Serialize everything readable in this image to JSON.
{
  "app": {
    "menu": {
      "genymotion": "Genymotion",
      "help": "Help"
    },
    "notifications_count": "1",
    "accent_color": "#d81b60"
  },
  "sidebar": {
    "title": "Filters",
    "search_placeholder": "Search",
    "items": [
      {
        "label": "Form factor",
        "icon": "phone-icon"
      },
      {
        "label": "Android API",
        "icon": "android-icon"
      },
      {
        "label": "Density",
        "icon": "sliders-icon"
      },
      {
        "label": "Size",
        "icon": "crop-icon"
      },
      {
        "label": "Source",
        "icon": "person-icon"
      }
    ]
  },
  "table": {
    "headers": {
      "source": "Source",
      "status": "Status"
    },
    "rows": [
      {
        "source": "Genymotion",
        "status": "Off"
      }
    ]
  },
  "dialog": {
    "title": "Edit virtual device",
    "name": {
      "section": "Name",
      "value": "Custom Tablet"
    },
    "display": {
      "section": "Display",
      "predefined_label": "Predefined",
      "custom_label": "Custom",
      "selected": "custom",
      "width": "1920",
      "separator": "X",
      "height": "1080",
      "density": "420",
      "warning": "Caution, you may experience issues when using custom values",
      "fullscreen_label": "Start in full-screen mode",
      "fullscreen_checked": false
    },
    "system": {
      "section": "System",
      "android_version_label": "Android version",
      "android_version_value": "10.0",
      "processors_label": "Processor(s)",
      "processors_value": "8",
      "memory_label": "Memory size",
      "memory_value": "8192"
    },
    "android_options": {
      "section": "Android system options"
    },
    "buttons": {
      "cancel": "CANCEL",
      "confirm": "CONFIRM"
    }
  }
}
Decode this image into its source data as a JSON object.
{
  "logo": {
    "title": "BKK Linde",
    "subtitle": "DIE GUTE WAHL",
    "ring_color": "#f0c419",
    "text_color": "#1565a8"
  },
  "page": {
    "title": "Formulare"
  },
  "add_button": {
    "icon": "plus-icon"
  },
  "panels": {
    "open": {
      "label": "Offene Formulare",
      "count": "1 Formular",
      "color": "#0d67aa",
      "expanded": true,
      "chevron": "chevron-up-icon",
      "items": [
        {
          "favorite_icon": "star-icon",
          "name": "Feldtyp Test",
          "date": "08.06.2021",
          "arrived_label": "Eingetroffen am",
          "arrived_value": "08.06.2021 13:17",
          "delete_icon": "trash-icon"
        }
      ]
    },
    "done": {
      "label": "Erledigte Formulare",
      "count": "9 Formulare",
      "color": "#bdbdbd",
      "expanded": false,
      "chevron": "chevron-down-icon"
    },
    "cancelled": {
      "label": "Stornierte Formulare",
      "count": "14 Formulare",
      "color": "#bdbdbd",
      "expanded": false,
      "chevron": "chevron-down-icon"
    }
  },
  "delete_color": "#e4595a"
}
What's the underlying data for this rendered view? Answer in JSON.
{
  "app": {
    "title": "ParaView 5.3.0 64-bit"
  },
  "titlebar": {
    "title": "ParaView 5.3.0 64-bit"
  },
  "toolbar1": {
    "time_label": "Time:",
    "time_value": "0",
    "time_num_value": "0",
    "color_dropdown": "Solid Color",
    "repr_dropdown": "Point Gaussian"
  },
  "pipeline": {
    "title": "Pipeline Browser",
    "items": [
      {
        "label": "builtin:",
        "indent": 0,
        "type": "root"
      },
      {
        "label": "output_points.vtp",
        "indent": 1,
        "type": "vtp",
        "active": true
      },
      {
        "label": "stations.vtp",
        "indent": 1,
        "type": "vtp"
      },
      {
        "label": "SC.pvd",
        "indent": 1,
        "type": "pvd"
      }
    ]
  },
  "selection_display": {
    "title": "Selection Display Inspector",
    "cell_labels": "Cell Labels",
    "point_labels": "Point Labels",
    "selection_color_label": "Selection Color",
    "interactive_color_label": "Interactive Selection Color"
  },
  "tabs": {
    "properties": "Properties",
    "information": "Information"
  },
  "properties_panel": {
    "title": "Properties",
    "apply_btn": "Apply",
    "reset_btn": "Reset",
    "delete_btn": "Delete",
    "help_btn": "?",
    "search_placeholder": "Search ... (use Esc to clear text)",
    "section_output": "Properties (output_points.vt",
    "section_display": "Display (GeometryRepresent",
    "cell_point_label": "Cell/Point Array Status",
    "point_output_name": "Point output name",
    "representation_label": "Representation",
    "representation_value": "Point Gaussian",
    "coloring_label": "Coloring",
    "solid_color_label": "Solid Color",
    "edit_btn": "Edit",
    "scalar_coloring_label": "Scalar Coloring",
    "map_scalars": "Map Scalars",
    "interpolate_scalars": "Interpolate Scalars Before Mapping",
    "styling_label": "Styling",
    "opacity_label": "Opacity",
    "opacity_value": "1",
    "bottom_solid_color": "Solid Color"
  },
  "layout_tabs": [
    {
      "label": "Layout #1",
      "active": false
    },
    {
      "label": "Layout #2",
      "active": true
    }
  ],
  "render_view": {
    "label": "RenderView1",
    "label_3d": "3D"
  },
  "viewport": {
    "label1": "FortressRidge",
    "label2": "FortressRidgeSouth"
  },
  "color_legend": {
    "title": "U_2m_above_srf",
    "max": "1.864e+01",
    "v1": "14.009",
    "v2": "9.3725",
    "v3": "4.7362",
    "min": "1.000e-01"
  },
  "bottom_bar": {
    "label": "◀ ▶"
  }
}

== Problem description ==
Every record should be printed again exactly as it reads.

== Response to the exercise ==
Serialize everything readable in this image to JSON.
{
  "app": {
    "menu": {
      "genymotion": "Genymotion",
      "help": "Help"
    },
    "notifications_count": "1",
    "accent_color": "#d81b60"
  },
  "sidebar": {
    "title": "Filters",
    "search_placeholder": "Search",
    "items": [
      {
        "label": "Form factor",
        "icon": "phone-icon"
      },
      {
        "label": "Android API",
        "icon": "android-icon"
      },
      {
        "label": "Density",
        "icon": "sliders-icon"
      },
      {
        "label": "Size",
        "icon": "crop-icon"
      },
      {
        "label": "Source",
        "icon": "person-icon"
      }
    ]
  },
  "table": {
    "headers": {
      "source": "Source",
      "status": "Status"
    },
    "rows": [
      {
        "source": "Genymotion",
        "status": "Off"
      }
    ]
  },
  "dialog": {
    "title": "Edit virtual device",
    "name": {
      "section": "Name",
      "value": "Custom Tablet"
    },
    "display": {
      "section": "Display",
      "predefined_label": "Predefined",
      "custom_label": "Custom",
      "selected": "custom",
      "width": "1920",
      "separator": "X",
      "height": "1080",
      "density": "420",
      "warning": "Caution, you may experience issues when using custom values",
      "fullscreen_label": "Start in full-screen mode",
      "fullscreen_checked": false
    },
    "system": {
      "section": "System",
      "android_version_label": "Android version",
      "android_version_value": "10.0",
      "processors_label": "Processor(s)",
      "processors_value": "8",
      "memory_label": "Memory size",
      "memory_value": "8192"
    },
    "android_options": {
      "section": "Android system options"
    },
    "buttons": {
      "cancel": "CANCEL",
      "confirm": "CONFIRM"
    }
  }
}
Decode this image into its source data as a JSON object.
{
  "logo": {
    "title": "BKK Linde",
    "subtitle": "DIE GUTE WAHL",
    "ring_color": "#f0c419",
    "text_color": "#1565a8"
  },
  "page": {
    "title": "Formulare"
  },
  "add_button": {
    "icon": "plus-icon"
  },
  "panels": {
    "open": {
      "label": "Offene Formulare",
      "count": "1 Formular",
      "color": "#0d67aa",
      "expanded": true,
      "chevron": "chevron-up-icon",
      "items": [
        {
          "favorite_icon": "star-icon",
          "name": "Feldtyp Test",
          "date": "08.06.2021",
          "arrived_label": "Eingetroffen am",
          "arrived_value": "08.06.2021 13:17",
          "delete_icon": "trash-icon"
        }
      ]
    },
    "done": {
      "label": "Erledigte Formulare",
      "count": "9 Formulare",
      "color": "#bdbdbd",
      "expanded": false,
      "chevron": "chevron-down-icon"
    },
    "cancelled": {
      "label": "Stornierte Formulare",
      "count": "14 Formulare",
      "color": "#bdbdbd",
      "expanded": false,
      "chevron": "chevron-down-icon"
    }
  },
  "delete_color": "#e4595a"
}
What's the underlying data for this rendered view? Answer in JSON.
{
  "app": {
    "title": "ParaView 5.3.0 64-bit"
  },
  "titlebar": {
    "title": "ParaView 5.3.0 64-bit"
  },
  "toolbar1": {
    "time_label": "Time:",
    "time_value": "0",
    "time_num_value": "0",
    "color_dropdown": "Solid Color",
    "repr_dropdown": "Point Gaussian"
  },
  "pipeline": {
    "title": "Pipeline Browser",
    "items": [
      {
        "label": "builtin:",
        "indent": 0,
        "type": "root"
      },
      {
        "label": "output_points.vtp",
        "indent": 1,
        "type": "vtp",
        "active": true
      },
      {
        "label": "stations.vtp",
        "indent": 1,
        "type": "vtp"
      },
      {
        "label": "SC.pvd",
        "indent": 1,
        "type": "pvd"
      }
    ]
  },
  "selection_display": {
    "title": "Selection Display Inspector",
    "cell_labels": "Cell Labels",
    "point_labels": "Point Labels",
    "selection_color_label": "Selection Color",
    "interactive_color_label": "Interactive Selection Color"
  },
  "tabs": {
    "properties": "Properties",
    "information": "Information"
  },
  "properties_panel": {
    "title": "Properties",
    "apply_btn": "Apply",
    "reset_btn": "Reset",
    "delete_btn": "Delete",
    "help_btn": "?",
    "search_placeholder": "Search ... (use Esc to clear text)",
    "section_output": "Properties (output_points.vt",
    "section_display": "Display (GeometryRepresent",
    "cell_point_label": "Cell/Point Array Status",
    "point_output_name": "Point output name",
    "representation_label": "Representation",
    "representation_value": "Point Gaussian",
    "coloring_label": "Coloring",
    "solid_color_label": "Solid Color",
    "edit_btn": "Edit",
    "scalar_coloring_label": "Scalar Coloring",
    "map_scalars": "Map Scalars",
    "interpolate_scalars": "Interpolate Scalars Before Mapping",
    "styling_label": "Styling",
    "opacity_label": "Opacity",
    "opacity_value": "1",
    "bottom_solid_color": "Solid Color"
  },
  "layout_tabs": [
    {
      "label": "Layout #1",
      "active": false
    },
    {
      "label": "Layout #2",
      "active": true
    }
  ],
  "render_view": {
    "label": "RenderView1",
    "label_3d": "3D"
  },
  "viewport": {
    "label1": "FortressRidge",
    "label2": "FortressRidgeSouth"
  },
  "color_legend": {
    "title": "U_2m_above_srf",
    "max": "1.864e+01",
    "v1": "14.009",
    "v2": "9.3725",
    "v3": "4.7362",
    "min": "1.000e-01"
  },
  "bottom_bar": {
    "label": "◀ ▶"
  }
}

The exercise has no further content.